[Stored dataset items]
=== Begin Enclosure ===
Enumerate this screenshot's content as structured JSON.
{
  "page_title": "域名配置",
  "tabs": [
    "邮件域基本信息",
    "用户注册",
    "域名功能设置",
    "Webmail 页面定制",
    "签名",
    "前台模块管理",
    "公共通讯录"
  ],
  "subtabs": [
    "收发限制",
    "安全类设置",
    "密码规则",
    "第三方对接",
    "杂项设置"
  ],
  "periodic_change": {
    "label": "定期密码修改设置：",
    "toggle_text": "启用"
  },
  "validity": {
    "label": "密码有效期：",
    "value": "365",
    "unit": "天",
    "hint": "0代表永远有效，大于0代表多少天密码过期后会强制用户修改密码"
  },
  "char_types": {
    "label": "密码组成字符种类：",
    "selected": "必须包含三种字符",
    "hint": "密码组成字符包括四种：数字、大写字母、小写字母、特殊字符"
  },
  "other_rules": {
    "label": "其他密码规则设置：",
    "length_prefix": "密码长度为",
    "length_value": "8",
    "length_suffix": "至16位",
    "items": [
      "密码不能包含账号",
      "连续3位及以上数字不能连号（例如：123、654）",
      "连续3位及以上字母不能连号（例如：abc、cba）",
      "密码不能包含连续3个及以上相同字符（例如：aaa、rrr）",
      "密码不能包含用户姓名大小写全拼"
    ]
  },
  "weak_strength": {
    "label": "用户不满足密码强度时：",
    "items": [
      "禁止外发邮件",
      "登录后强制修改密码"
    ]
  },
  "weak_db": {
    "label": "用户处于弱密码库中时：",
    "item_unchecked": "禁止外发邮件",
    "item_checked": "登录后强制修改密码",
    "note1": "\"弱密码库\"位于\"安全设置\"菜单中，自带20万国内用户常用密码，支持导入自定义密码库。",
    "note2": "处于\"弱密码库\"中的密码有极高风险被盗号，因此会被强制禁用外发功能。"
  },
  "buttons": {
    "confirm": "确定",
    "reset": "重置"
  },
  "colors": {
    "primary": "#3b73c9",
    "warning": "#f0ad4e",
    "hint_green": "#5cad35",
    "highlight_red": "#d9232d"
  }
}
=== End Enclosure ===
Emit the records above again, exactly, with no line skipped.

Exercise answer
Enumerate this screenshot's content as structured JSON.
{
  "page_title": "域名配置",
  "tabs": [
    "邮件域基本信息",
    "用户注册",
    "域名功能设置",
    "Webmail 页面定制",
    "签名",
    "前台模块管理",
    "公共通讯录"
  ],
  "subtabs": [
    "收发限制",
    "安全类设置",
    "密码规则",
    "第三方对接",
    "杂项设置"
  ],
  "periodic_change": {
    "label": "定期密码修改设置：",
    "toggle_text": "启用"
  },
  "validity": {
    "label": "密码有效期：",
    "value": "365",
    "unit": "天",
    "hint": "0代表永远有效，大于0代表多少天密码过期后会强制用户修改密码"
  },
  "char_types": {
    "label": "密码组成字符种类：",
    "selected": "必须包含三种字符",
    "hint": "密码组成字符包括四种：数字、大写字母、小写字母、特殊字符"
  },
  "other_rules": {
    "label": "其他密码规则设置：",
    "length_prefix": "密码长度为",
    "length_value": "8",
    "length_suffix": "至16位",
    "items": [
      "密码不能包含账号",
      "连续3位及以上数字不能连号（例如：123、654）",
      "连续3位及以上字母不能连号（例如：abc、cba）",
      "密码不能包含连续3个及以上相同字符（例如：aaa、rrr）",
      "密码不能包含用户姓名大小写全拼"
    ]
  },
  "weak_strength": {
    "label": "用户不满足密码强度时：",
    "items": [
      "禁止外发邮件",
      "登录后强制修改密码"
    ]
  },
  "weak_db": {
    "label": "用户处于弱密码库中时：",
    "item_unchecked": "禁止外发邮件",
    "item_checked": "登录后强制修改密码",
    "note1": "\"弱密码库\"位于\"安全设置\"菜单中，自带20万国内用户常用密码，支持导入自定义密码库。",
    "note2": "处于\"弱密码库\"中的密码有极高风险被盗号，因此会被强制禁用外发功能。"
  },
  "buttons": {
    "confirm": "确定",
    "reset": "重置"
  },
  "colors": {
    "primary": "#3b73c9",
    "warning": "#f0ad4e",
    "hint_green": "#5cad35",
    "highlight_red": "#d9232d"
  }
}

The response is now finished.